I know I keep saying this but where does time go? How can all these things whirl in my memory, retrievable but murky, how can it be that I remember something that happened when I was three and how can I still feel like the girl of six who made a bed for her bear in a wooden mandarin orange box and did the difficult thing and let him sleep alone? There must be an algorithm for this, for time passing and accumulating, though when I try to find out how that might look, I come across formulae too difficult for me to wrap my mind around. Time complexity analysis. Polynomial time algorithms. The sublinear time algorithm sounds promising and maybe I’ll try to figure that one out.

The person in my family who might know is my son Brendan, the father of Kelly. He’s a mathematician. He’s also the one who was musing about something like this as a boy of about five (it seems like yesterday) and who said, not to anyone in particular, but with a kind of wonder: “Stuffed animals are a lot like grownups. They get older and older and older but they never grow an inch.”

a (botanical) mystery

I’m puzzled. Last year I grew three varieties of Italian pole beans. (Some years I find myself on Commercial Drive in late winter and the Home Hardware there has an amazing selection of Italian seeds. Not the McKenzie Gusto ones — though maybe they have those too — but Larosa Emanuele, from Bari.

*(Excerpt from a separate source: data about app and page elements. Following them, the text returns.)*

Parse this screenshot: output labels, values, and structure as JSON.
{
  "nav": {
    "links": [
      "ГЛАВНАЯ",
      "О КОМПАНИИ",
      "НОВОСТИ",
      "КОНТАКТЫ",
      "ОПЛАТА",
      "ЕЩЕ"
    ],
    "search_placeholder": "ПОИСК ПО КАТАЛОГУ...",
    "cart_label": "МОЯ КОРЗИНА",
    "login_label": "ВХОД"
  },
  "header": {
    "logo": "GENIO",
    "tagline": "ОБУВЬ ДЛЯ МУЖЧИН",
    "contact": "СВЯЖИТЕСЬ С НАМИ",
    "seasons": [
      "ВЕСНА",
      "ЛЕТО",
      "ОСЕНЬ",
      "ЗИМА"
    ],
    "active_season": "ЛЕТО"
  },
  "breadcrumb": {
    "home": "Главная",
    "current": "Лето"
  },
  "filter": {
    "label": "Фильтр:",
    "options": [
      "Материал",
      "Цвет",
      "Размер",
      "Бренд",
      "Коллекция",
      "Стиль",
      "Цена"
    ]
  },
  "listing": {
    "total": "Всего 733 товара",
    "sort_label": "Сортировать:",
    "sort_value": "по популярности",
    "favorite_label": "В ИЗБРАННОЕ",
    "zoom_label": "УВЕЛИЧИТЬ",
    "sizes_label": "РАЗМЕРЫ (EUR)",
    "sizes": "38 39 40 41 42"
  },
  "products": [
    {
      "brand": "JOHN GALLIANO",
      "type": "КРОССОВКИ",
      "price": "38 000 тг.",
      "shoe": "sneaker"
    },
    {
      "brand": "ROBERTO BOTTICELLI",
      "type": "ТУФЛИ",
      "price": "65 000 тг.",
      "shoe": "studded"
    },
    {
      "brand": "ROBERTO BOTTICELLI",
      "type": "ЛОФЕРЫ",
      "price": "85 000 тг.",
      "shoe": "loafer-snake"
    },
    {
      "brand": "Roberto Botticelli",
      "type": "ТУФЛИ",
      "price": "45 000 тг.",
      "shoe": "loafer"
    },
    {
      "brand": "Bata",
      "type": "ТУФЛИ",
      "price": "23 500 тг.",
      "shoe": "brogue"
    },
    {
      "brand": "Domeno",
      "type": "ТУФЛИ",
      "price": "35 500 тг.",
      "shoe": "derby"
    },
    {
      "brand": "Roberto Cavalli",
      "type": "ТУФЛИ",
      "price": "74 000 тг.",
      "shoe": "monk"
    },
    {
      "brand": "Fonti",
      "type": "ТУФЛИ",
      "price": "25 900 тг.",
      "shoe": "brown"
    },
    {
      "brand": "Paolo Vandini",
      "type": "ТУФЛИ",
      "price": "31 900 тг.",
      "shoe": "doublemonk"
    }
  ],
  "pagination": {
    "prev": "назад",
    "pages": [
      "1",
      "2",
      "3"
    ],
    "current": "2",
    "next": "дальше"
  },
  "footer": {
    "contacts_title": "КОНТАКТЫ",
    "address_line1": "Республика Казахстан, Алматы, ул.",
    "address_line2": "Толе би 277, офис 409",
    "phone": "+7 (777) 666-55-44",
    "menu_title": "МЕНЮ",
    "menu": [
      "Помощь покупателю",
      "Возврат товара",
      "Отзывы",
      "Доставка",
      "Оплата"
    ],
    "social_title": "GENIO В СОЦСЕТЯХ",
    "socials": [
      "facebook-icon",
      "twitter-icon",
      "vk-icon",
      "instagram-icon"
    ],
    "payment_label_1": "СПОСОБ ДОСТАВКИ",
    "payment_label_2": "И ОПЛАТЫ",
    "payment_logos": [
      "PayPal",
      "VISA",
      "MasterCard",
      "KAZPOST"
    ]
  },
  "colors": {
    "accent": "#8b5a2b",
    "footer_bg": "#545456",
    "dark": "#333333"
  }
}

It’s hard to resist the beautiful packages which contain more seeds by far than their North American counterparts and are cheap to boot.) I planted a romano type, “Smeraldo”, a long green one called “Nano Fin de Bagnols” which is sort of like a French filet, and “Trionfo Violetta”. I’ve grown these before but last year’s crop was astonishing and as well as pickling and freezing many pounds of beans, I left some on the vines to mature so I could dry them for seed. I didn’t keep them separate because quite honestly I love them all and didn’t mind them climbing the poles together and providing many pickings of all three varieties. The seeds were different, though — some of them brown, some of them white. (And true to my careless nature, I didn’t keep track of which was which. More on this in a moment.)

When I planted my beans, I put a selection under each pole of the teepees I’d erected in the bed I call “Wave”. Nice deep soil, well-nourished with compost, mushroom manure, alfalfa pellets, a handful of kelp meal, and a handful of lime. The slugs were around as the seeds were germinating so I had to keep poking in more seeds to compensate for the sad little sprouts with the tell-tale silver trail leading away from them. And then it got warm and the plants went crazy. For the past two weeks, I’ve been picking colanders most days. And they’re delicious. But here’s the puzzle:

beansToday’s picking is unnusual in that there’s actually a green romano bean in the lot. Every other picking has been exclusively purple. I’d say that the mix I saved was about equal parts two greens — the long filets and the romano-type — and one part “Trionfo Violetta”. I am no botanist but I believe (and please please someone tell me if I’m wrong) that beans are almost entirely self-pollinating, that by the time the beautiful flowers open, they have pollinated themselves (the anthers are pushed up against the stigma inside the unopened flower), and that cross-pollination is very rare.

So why are my beans all purple? All of three kinds were vigorous last year. I saved seed from good strong pods and all the beans were dried on newspaper on my kitchen floor in exactly the same way. I don’t actually mind. These beans are fabulous. (Favourite way to eat them is steamed briefly, cooled, tossed with hazelnut oil and lemon juice, some clipped tarragon and chives, and then some toasted chopped hazelnuts over top.)

A few years ago I visited Mendel’s monastery in Brno and should have paid more attention to the details of his genetic experiments. Instead, I pushed my face against the case of his pruning tools — so elegant and so well-cared for — and looked for ages at the detailed notes he kept about weather. Walking through the garden, I kept imagining him with his magnificent patience and attentive mind, I kept wondering about his life, and, well, let’s just say it was an opportunity lost. I found out just how little I’d paid attention when I was trying to write about genetics in my “Euclid’s Orchard” essay this past year.